To get creative in most areas of technology, some coding skill is required. From website building to app creation, from writing a Word or Excel macro to creating a script, most require knowledge of some arcane language.
Even if they are billed as easy-to-use, understanding the syntax or a language, and the level of support provided often makes it a challenge to create the simplest of functions. Sure, there are a few services that offer code-free design, but the results are usually very simple or rely on visuals to overcome the lack of data.
When it comes to chatbots, the current poster child of website features and customer interaction, it is possible to create one with no coding skills. After all, the process is simply to recreate a conversation that is played out in a text box. Conversations have yes/no or varied answers, they can ask and answer further questions, can provide links to other information, all things people do naturally and can be easily be represented in computer form.
When it comes to building a chatbot, you don’t even have to write the conversation from scratch. A service like Snatchbot provides a range of templates that create a typical conversation for a range of roles from a hotel to pizza chain, a bank to a quiz. These present the most common questions and scenarios and help remove some of the basics.
Even if the aim for your chatbot is nothing like these, you can take a look through them and understand how the conversation structure works. That way, you can write down the type of conversation your business bot will be used for and create the right format and structure, so you can build a bot quickly and efficiently.
The structure of the bot is key to a good conversation. In English, we start out with hello, or some other welcome. Then there’s that initial question, which might be how are you, or what’s your name. The meat of any business conversation is focused on what the bot can do for the customer.
That might be what type or order or inquiry the customer is making, or what sort of help they need. The structure of the chatbot can help define this. Using Snatchbot, you drag and drop elements of the structure to create the conversation and clone similar elements to avoid repeating the same steps.
Each step needs some text and an action, so “do you need to talk to us?” is an obvious case for a “yes” or “no” answer. A response of “yes”, might show the company phone number or email address, while “no” might lead to more useful information for the customer.
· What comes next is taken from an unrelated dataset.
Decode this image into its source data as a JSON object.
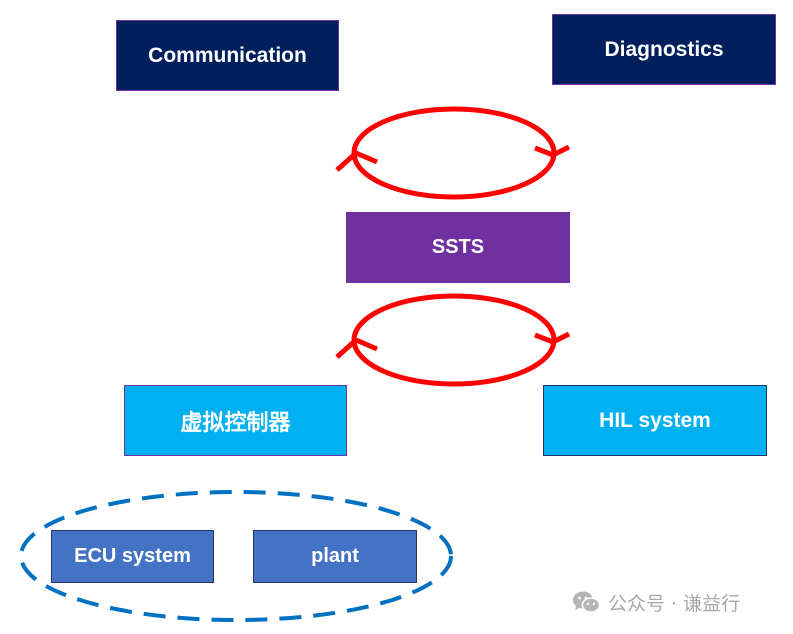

Creating variations on these simple questions and keeping them in the logical flow of the conversation is how we build it up. The process can be livened up by adding video, web links, audio sounds or emoji to a conversation. To add some advanced features to your bot, logic can be added to chatbot discussions with the use of arithmetic or logical operations, and error messages can prompt users to respond with the right type of answer.